> ABOUT THIS EXERCISE: How many lines in the data below contain the word "artist"? State only the number.

(Dataset rows describing interfaces)
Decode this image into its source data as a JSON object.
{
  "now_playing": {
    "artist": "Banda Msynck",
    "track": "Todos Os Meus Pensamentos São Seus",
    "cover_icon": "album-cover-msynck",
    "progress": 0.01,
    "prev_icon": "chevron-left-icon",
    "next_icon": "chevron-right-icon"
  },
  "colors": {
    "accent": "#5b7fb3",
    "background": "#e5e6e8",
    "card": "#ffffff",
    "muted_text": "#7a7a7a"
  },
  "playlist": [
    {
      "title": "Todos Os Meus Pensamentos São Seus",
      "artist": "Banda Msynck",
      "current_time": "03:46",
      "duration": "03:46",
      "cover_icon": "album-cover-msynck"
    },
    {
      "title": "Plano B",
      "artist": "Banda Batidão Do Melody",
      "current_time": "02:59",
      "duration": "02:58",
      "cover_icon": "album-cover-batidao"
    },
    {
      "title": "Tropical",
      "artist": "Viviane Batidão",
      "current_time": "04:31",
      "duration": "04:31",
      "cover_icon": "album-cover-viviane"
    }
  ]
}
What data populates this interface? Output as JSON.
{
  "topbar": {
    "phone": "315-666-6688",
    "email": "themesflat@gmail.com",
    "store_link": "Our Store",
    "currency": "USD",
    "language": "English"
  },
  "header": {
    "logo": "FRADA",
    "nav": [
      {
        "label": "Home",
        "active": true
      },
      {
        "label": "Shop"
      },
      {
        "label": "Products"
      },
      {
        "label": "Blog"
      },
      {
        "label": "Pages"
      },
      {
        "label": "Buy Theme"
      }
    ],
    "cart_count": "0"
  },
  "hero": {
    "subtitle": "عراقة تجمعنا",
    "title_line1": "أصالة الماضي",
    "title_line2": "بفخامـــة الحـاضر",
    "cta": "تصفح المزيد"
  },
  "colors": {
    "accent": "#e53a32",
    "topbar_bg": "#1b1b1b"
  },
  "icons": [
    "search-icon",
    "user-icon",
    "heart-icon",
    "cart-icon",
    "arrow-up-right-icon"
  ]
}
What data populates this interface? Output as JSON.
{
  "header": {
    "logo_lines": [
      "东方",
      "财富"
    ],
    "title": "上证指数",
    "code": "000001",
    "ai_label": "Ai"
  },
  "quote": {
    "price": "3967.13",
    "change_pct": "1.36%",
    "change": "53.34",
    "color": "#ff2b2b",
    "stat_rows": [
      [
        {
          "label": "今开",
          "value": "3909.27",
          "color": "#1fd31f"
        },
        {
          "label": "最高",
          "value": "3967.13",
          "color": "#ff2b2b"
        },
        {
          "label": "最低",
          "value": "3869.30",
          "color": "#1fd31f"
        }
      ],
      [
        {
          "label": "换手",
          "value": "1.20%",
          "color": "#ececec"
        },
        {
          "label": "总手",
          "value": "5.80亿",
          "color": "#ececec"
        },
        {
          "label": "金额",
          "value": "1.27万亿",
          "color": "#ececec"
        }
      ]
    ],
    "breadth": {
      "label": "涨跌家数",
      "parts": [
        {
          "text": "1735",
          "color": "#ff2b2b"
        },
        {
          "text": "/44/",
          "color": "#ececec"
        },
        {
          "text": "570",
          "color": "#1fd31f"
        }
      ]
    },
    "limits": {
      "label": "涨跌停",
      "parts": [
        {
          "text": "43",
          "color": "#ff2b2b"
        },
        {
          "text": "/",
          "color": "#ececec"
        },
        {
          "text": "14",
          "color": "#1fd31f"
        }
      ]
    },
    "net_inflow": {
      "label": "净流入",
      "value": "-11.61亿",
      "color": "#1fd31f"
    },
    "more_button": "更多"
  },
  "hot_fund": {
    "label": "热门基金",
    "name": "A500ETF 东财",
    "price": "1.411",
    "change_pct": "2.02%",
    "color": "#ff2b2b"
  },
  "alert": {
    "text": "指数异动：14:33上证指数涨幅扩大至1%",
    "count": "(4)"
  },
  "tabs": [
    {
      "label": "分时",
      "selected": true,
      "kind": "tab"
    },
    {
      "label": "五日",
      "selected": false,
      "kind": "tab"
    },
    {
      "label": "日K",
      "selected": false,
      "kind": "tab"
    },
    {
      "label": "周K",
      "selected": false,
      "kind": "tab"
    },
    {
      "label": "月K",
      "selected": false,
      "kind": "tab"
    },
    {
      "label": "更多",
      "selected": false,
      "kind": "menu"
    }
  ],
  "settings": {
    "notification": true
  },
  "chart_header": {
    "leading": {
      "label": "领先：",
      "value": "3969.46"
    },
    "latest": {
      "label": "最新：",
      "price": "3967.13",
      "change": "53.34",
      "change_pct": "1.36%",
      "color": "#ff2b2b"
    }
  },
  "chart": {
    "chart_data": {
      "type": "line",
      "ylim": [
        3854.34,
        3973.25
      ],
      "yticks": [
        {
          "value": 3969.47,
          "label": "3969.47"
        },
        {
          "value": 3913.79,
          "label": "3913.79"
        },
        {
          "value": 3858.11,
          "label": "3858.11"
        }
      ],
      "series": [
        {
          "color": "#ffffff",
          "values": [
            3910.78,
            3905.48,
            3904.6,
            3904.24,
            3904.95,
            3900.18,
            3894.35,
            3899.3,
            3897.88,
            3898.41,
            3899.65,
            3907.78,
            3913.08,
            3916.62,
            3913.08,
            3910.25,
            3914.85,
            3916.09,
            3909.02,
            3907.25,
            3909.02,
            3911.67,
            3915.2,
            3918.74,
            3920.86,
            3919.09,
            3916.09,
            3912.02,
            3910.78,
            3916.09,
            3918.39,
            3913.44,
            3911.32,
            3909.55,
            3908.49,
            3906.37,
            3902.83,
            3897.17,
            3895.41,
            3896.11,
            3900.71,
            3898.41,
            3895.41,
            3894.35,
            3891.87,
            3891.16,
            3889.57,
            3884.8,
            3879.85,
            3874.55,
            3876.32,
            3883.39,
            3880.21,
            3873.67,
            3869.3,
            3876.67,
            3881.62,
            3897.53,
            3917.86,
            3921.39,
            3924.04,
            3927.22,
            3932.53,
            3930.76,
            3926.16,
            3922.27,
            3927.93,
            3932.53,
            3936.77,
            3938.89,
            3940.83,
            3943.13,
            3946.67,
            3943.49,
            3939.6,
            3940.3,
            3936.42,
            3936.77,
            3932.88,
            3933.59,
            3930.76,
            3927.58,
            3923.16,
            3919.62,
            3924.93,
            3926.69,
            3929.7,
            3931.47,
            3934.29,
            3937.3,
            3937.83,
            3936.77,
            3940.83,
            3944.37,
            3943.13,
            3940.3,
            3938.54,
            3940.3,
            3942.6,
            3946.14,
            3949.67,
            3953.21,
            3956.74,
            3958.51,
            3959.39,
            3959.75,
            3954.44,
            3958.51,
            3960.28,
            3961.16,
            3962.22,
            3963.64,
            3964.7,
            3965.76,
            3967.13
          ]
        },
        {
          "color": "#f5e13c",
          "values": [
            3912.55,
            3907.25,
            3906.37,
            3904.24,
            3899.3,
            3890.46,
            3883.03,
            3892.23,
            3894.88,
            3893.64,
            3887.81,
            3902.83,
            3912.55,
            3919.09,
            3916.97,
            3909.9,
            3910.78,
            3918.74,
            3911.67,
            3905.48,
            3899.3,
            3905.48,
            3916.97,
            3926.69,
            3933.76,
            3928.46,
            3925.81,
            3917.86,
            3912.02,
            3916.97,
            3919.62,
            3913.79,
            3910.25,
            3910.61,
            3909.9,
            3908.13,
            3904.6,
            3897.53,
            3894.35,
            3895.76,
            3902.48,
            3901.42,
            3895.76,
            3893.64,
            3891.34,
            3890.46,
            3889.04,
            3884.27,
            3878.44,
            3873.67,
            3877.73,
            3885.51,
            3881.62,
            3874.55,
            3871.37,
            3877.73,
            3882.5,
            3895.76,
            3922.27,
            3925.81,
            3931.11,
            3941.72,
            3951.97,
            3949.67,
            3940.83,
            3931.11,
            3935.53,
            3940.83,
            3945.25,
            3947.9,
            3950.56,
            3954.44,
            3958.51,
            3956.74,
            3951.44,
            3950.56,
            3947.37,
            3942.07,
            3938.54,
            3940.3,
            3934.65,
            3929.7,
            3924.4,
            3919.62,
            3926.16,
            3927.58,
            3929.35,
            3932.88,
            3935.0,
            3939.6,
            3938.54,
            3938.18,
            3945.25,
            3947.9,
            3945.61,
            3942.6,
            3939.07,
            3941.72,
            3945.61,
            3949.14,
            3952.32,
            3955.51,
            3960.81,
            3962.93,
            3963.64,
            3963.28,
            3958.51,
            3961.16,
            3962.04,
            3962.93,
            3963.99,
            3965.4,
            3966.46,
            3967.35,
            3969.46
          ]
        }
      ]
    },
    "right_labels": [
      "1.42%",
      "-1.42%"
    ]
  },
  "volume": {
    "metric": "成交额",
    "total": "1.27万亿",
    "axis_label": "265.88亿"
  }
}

> TASK ANSWER: 4